Isolation and Loneliness
There is a wealth of evidence that demonstrates that loneliness and social isolation are significant issues affecting our older population. Over 50,000 older people in Wales are lonely. Projections show that there will be a 50% increase by 2030 in the number of people over 50 experiencing loneliness. Data from the Cognitive Function and Ageing Study – Wales found that 25.3% of older people (aged 65 and over) in Wales reported being lonely and 26.9% socially isolated. Loneliness can be twice as unhealthy as obesity or the same as smoking 15 cigarettes a day.
Cymru Older People’s Alliance believe that isolation and loneliness is a major issue for older people in Wales which needs urgent attention.
What Do COPA want to see happen to combat isolation and loneliness?
- The forthcoming Welsh Government strategy must be given a priority and sufficient funding for Councils and the Third Sector to implement it effectively
- The lessons from research on this issue, including from Swansea University, should be applied to both policy and practice by Government, the Local Health Boards and Councils.
- Support and funding could be provided for inter-generational activities between old and young in an organised and structured programme.
- The impact of isolation and loneliness for older men living alone and its consequences for pressures on social services, housing etc should not be ignored.
- Transport is essential to many older people who cannot or no longer drive a car and an effective integrated transport system will help reduce loneliness.
- Over 40% of people over 75 do not have or use a computer. Inclusion of Older People of all ages through IT learning and support and access to services and help “face to face” not just “online” will help combat loneliness.
- Tackling isolation and loneliness must include help through GPs and community health services.
- Loneliness for those in care homes and living with dementia should be addressed through specialist approaches that recognise the complexities involved in these situations.
- Better understanding of how transitions, triggers points and life experiences impact on the quality of life for older people and especially loneliness in challenging situations as a result of their high care needs (and the greater likelihood that they will be caring for others) is
- Availability of independent professional advocacy etc should be improved.
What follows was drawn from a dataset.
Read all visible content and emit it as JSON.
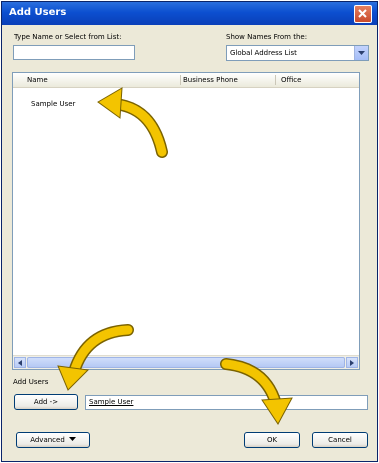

Better Information, Advice and Assistance at key points of transition and trigger points – with referral to “talking services” should be prioritised
- The duties placed on Councils under the Social Services and Well-being (Wales) Act 2014 to provide early intervention and prevention responses should be implemented effectively to help tackle isolation and loneliness.
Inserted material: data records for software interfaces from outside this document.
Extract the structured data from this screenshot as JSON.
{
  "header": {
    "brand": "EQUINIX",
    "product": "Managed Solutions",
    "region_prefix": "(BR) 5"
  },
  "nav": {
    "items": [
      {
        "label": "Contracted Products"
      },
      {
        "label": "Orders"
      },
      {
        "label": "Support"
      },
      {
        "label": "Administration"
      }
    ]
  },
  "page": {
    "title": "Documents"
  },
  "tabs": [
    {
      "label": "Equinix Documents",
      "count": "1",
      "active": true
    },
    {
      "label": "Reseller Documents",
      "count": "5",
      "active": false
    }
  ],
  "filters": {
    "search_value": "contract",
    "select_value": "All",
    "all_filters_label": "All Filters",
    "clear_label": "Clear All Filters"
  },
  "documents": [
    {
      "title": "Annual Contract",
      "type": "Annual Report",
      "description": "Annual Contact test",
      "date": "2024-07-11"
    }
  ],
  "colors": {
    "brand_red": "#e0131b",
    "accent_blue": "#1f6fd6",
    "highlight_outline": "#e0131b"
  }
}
- Older People provide by far the largest amount of volunteering in Wales. With changing approaches to retirement there is an untapped potential to increase the numbers involved and in the process tackle loneliness but a national awareness/recruitment programme is needed that also matches people, their skills and volunteering opportunities that are practical.
- Neighbours often help their elderly neighbours and this could be encouraged and extended by the promotion of a national “Look out for your Neighbor” scheme
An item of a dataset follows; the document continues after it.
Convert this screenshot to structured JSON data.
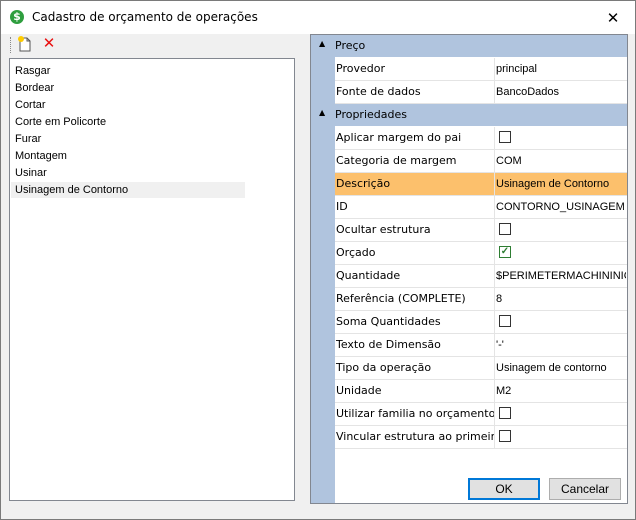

- We want to see the creation of Age-Friendly Communities across Wales that recognises and celebrates diversity, brings people together to challenge ageism and ensures that all ages can fully participate in community life.
- Further development and mainstreaming of best practice already being used in Wales to combat loneliness and isolation and introduction of innovatory new schemes like the French Postal Service’s “Watch my Parents” and the “Chatty Café” initiative being developed in Caerphilly both of which provide a way forward that could be replicated.
Approved by the COPA Board of Trustees February 2019